T-Mobile, which upgraded its HSPA network to 4G-capable speeds last year, is also offering "Unlimited" data plans similar to Sprint's. But as with Sprint, it will also require considerable infrastructure build-out to compete with the top two carriers, which is also likely to translate to increased cost handed down to the consumer.
Obviously, as with 3G plans now, there will be heavy competition. As I alluded to in my previous article about the new FCC Open Internet Order, which excludes wireless carriers from most of the key Net Neutrality legislation, the wireless industry is going to become the Wild West, and the pricing of 4G will at some point become heavily commoditized. But in the formative years, it's going to get ugly.
As we have learned, with such high data rates, it is possible under certain conditions to completely eat up your entire 5GB monthly allotment in a matter of hours. When you've got a phone or a tablet that is capable of viewing and live-streaming high-definition video or downloading entire albums of music in a matter of minutes, as Stan Lee says, "With Great Power Comes Great Responsibility." A certain amount of end-user discipline is going to be required.
In the case of Verizon, overages on their LTE network are currently charged at $10 per Gigabyte. That means that if you eat your entire fill on a $50 per month 5GB plan towards the end of the month, and you need to eat more in the last few days, you get hit with a $10 charge even if you exceed it only by 100MB. Verizon currently doesn't pro-rate at smaller amounts, and there's no "Rollover" of unused data.
But let's say you're traveling on a business trip at the end of the month, you're at your hotel room, and you turn on wireless access point functionality on your new Droid LTE-whatever.
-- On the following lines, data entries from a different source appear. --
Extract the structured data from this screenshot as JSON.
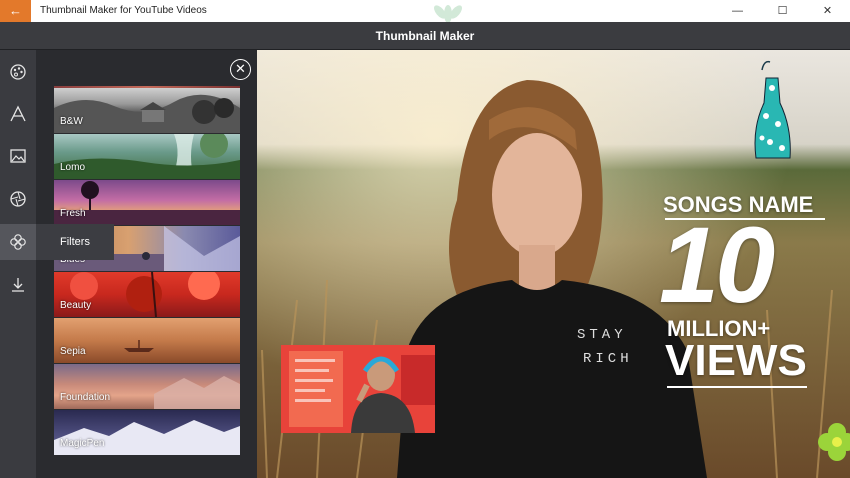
{
  "window": {
    "title": "Thumbnail Maker for YouTube Videos",
    "back_glyph": "←",
    "minimize_glyph": "—",
    "maximize_glyph": "☐",
    "close_glyph": "✕"
  },
  "app": {
    "title": "Thumbnail Maker"
  },
  "rail": {
    "items": [
      {
        "icon": "palette-icon"
      },
      {
        "icon": "text-icon",
        "glyph": "A"
      },
      {
        "icon": "image-icon"
      },
      {
        "icon": "aperture-icon"
      },
      {
        "icon": "filters-icon"
      },
      {
        "icon": "download-icon"
      }
    ],
    "tooltip": "Filters"
  },
  "panel": {
    "close_glyph": "✕",
    "filters": [
      {
        "label": "B&W"
      },
      {
        "label": "Lomo"
      },
      {
        "label": "Fresh"
      },
      {
        "label": "Blues"
      },
      {
        "label": "Beauty"
      },
      {
        "label": "Sepia"
      },
      {
        "label": "Foundation"
      },
      {
        "label": "MagicPen"
      }
    ]
  },
  "canvas": {
    "songs_name": "SONGS NAME",
    "number": "10",
    "million": "MILLION+",
    "views": "VIEWS",
    "shirt_text": "STAY RICH"
  },
  "colors": {
    "accent": "#e3792b",
    "panel_bg": "#2a2b2f",
    "rail_bg": "#3a3b40",
    "appbar_bg": "#3b3c40",
    "dress": "#29b7b3",
    "flower": "#9bd43a"
  }
}
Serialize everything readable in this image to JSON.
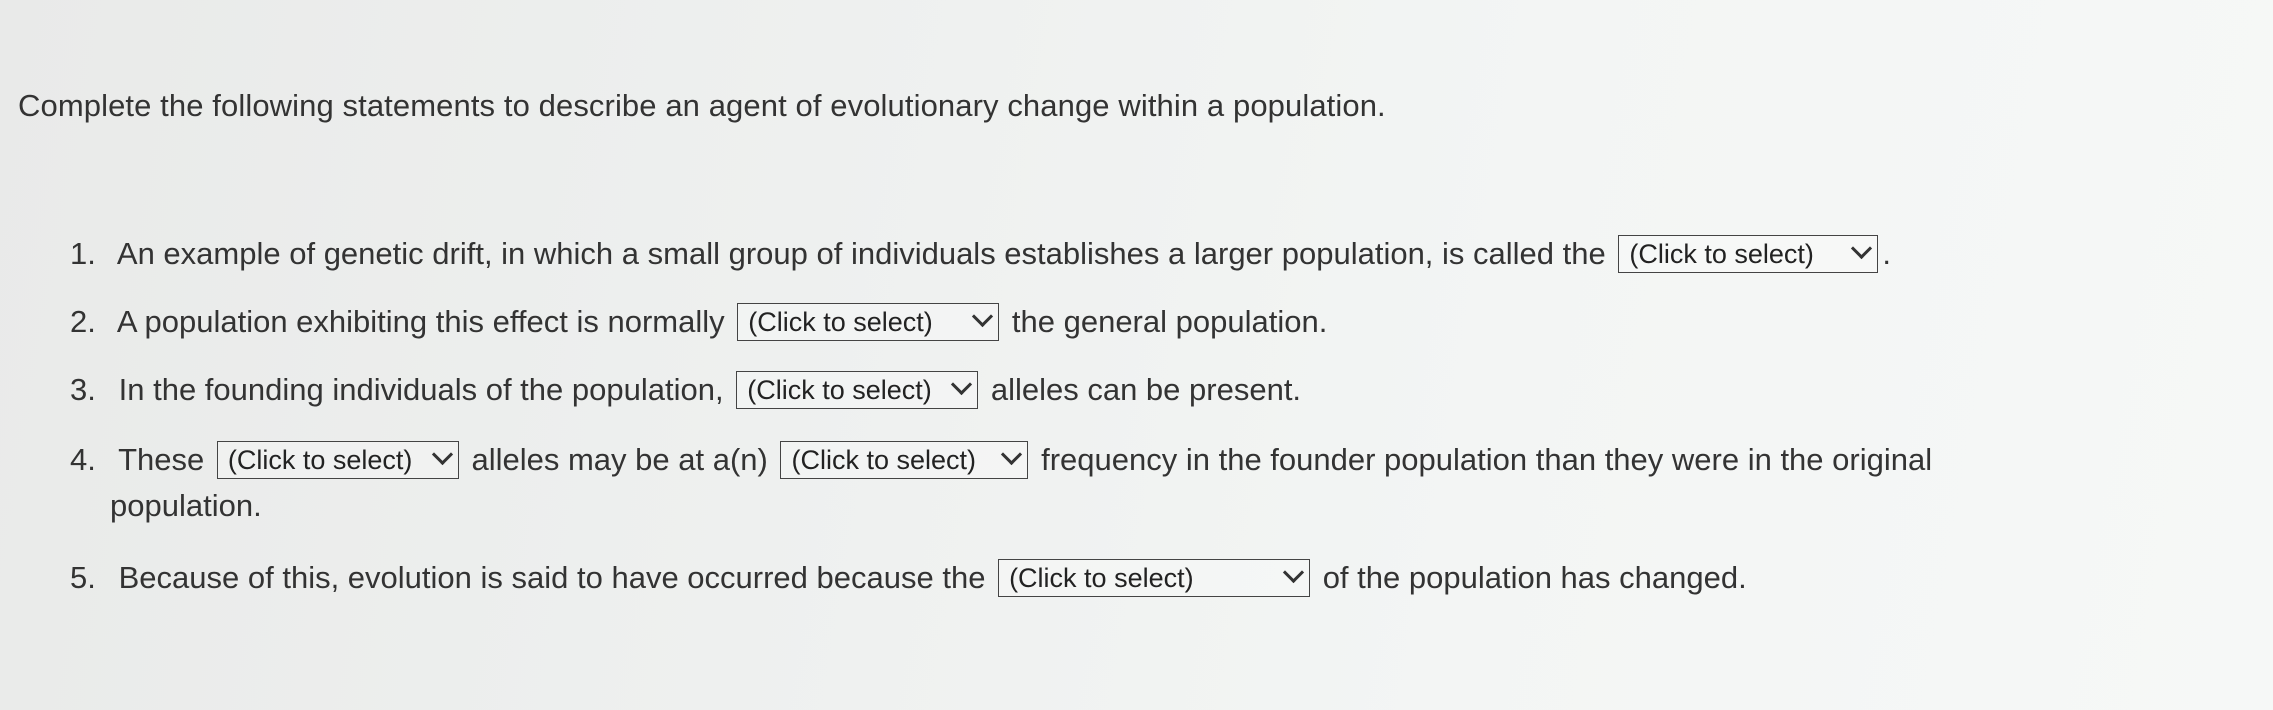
{
  "intro": "Complete the following statements to describe an agent of evolutionary change within a population.",
  "questions": {
    "q1": {
      "num": "1.",
      "before": "An example of genetic drift, in which a small group of individuals establishes a larger population, is called the",
      "select": "(Click to select)",
      "after": "."
    },
    "q2": {
      "num": "2.",
      "before": "A population exhibiting this effect is normally",
      "select": "(Click to select)",
      "after": "the general population."
    },
    "q3": {
      "num": "3.",
      "before": "In the founding individuals of the population,",
      "select": "(Click to select)",
      "after": "alleles can be present."
    },
    "q4": {
      "num": "4.",
      "before": "These",
      "select1": "(Click to select)",
      "middle": "alleles may be at a(n)",
      "select2": "(Click to select)",
      "after": "frequency in the founder population than they were in the original",
      "wrap": "population."
    },
    "q5": {
      "num": "5.",
      "before": "Because of this, evolution is said to have occurred because the",
      "select": "(Click to select)",
      "after": "of the population has changed."
    }
  }
}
You want to watch a Netflix movie or download it/stream it from iTunes on your iPad 2 that's tethering to it via Wi-Fi or has LTE built-in. "Oh look, they have TRON Legacy in HD!". It's only 2.5GB.
If you download or stream that, and you were 200MB short of your 5GB on the 29th of the month, you just ate a 3GB overage. Assuming that Verizon charges similar plan rates for their smartphones as they currently do for their LTE Aircards, that $5 iTunes movie rental just cost you $35.
Does that give you some pause? It should. Now think about what happens when you give an entire family of four a bunch of LTE Android smartphones.
Do you think your kids will even think twice about clicking on an embedded HD video on YouTube? Or when Verizon offers music videos and HD content through their own app portal?
With 3G, there was at least the issue of crappy performance and visual quality that prevented you from doing this -- you needed to be in a decent Wi-Fi coverage zone. But with 4G, nothing's going to stop you from chewing up that data, well, because you can. And there will be tons of apps and sites that will be enabled that will allow you to completely exploit that 4G connection.
Of course, Verizon and other carriers that will eventually have to move to metered, overage-based models are counting on the fact that you will become addicted to 4G and will eat the costs. But I'm betting the first time people get socked with $200 data bills because their teenagers went nuts with the download button it's going to be a very rude awakening indeed.
How much do you want to bet the most popular application on 4G LTE phones is going to be an on-screen Gigabyte ticker? Talk Back and Let Me know.